At Griffin Tavern on our first night in the country, J and I shared the special appetizer of the day--chips and a dip made out of blended veggies, including turnips! It tasted sort of like lighter mashed potatoes, and J was pleasantly surprised to enjoy it. My blackened tilapia salad was filling and light, and J enjoyed fish and chips the way they SHOULD be--crispy but not greasy. We got dessert to go, a slice of this and a slice of that (I think cheesecake and pie?). All good. It poured while we were sitting outside, but as long as we were shielded by the umbrella, we found this quite hilarious and fun. Hahaha it's raining while we're on an outdoor adventure vacation, this is so wonderful! Alternate universe out there, I swear.

Thornton River Grille is the next big stop after the Inn, it seems. It definitely gave us happy flashbacks to another River Grill. Our B&B hostess was very concerned that we hadn't made our reservation in advance, but wethinks the holiday weekend kept the loco-tourists in the city and away from TRG. Jeff enjoyed beef tenderloin with roasted fingerling potatoes, and even shared a little bit--thanks! I had the burger, and it was OK. I just wasn't feeling their other options--I wanted fish, but not tuna, and not shellfish. But the burger did have a challah roll, which was surprising and delightful. I'm not sure how many people are making challah in Rappahannock County these days.

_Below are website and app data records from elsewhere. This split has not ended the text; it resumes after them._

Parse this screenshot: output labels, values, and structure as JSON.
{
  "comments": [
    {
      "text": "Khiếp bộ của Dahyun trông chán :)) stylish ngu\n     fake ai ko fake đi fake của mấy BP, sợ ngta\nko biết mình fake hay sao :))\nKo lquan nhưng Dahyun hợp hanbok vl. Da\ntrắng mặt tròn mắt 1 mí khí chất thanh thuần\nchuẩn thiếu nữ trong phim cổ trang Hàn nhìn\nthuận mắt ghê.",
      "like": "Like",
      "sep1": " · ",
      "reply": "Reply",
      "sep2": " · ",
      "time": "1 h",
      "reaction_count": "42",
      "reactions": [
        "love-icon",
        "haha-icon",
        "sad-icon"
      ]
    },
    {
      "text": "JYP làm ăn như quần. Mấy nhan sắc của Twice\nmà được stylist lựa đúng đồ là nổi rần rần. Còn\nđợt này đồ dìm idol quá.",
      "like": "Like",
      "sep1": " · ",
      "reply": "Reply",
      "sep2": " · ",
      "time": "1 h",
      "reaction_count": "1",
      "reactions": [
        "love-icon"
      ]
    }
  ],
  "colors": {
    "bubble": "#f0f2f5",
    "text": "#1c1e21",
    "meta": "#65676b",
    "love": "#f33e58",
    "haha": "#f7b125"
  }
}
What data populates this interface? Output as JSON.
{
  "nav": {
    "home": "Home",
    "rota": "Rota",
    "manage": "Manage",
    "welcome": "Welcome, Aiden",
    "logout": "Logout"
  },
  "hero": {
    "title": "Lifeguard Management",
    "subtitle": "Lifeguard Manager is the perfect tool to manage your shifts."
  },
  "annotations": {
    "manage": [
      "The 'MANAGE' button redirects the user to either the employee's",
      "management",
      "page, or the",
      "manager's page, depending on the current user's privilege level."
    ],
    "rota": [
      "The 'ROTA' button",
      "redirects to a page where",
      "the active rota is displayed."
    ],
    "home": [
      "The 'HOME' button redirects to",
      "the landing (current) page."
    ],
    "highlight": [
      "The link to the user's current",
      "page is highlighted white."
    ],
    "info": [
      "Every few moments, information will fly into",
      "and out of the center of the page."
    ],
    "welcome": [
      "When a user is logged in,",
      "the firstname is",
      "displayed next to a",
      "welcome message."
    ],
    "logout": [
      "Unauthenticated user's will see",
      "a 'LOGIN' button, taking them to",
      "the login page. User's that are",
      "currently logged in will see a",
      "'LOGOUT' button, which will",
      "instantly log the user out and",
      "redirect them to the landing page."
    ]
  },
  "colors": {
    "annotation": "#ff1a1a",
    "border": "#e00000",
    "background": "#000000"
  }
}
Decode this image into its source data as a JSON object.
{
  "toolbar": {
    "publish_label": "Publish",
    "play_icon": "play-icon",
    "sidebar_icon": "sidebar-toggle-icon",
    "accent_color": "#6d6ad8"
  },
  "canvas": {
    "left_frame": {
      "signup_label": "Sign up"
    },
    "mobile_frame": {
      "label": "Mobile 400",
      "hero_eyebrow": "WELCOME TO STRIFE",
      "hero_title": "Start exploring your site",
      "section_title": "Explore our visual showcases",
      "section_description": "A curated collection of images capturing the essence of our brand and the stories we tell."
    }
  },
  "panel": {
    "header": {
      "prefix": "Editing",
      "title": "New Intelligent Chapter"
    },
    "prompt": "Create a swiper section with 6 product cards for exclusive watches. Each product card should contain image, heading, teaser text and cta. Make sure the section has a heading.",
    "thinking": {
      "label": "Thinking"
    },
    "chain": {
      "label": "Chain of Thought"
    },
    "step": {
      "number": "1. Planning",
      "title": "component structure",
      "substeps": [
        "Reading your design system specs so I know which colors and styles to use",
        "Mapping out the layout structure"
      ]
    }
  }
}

Stonewall Abbey coffeehouse: At this stop in downtown Sperryville (a hopping place, for sure) we relaxed with tea, coffee, and a tasty apple tart. You could also have lunch at this converted church, which has quite the setup for live music toward the back. However, it's not open so late at night--we stopped by a different night thinking we could find some dessert, and it was closed. Who knows, maybe Sp'ville isn't as hoppin' as we thought.

Bed and Breakfast - We enjoyed our stay at the Heritage House in Washington, where we ate not once, but twice (the redundancy was by choice, we could have had omelets) a fabulous Eggs Florentine dish that was decadently creamy and completely satisfying on the cool, dreary mornings of July 4th weekend.

Other things to do:

Weather permitting, go to the park.

AND, whether it's for a tasting, buying a few bottles, or setting up on a pretty porch for a glass of wine and block of cheese, you can't really go wrong in Virginia wine country :)
Gray Ghost Vineyards
Sharp Rock Vineyards
Gadino Cellars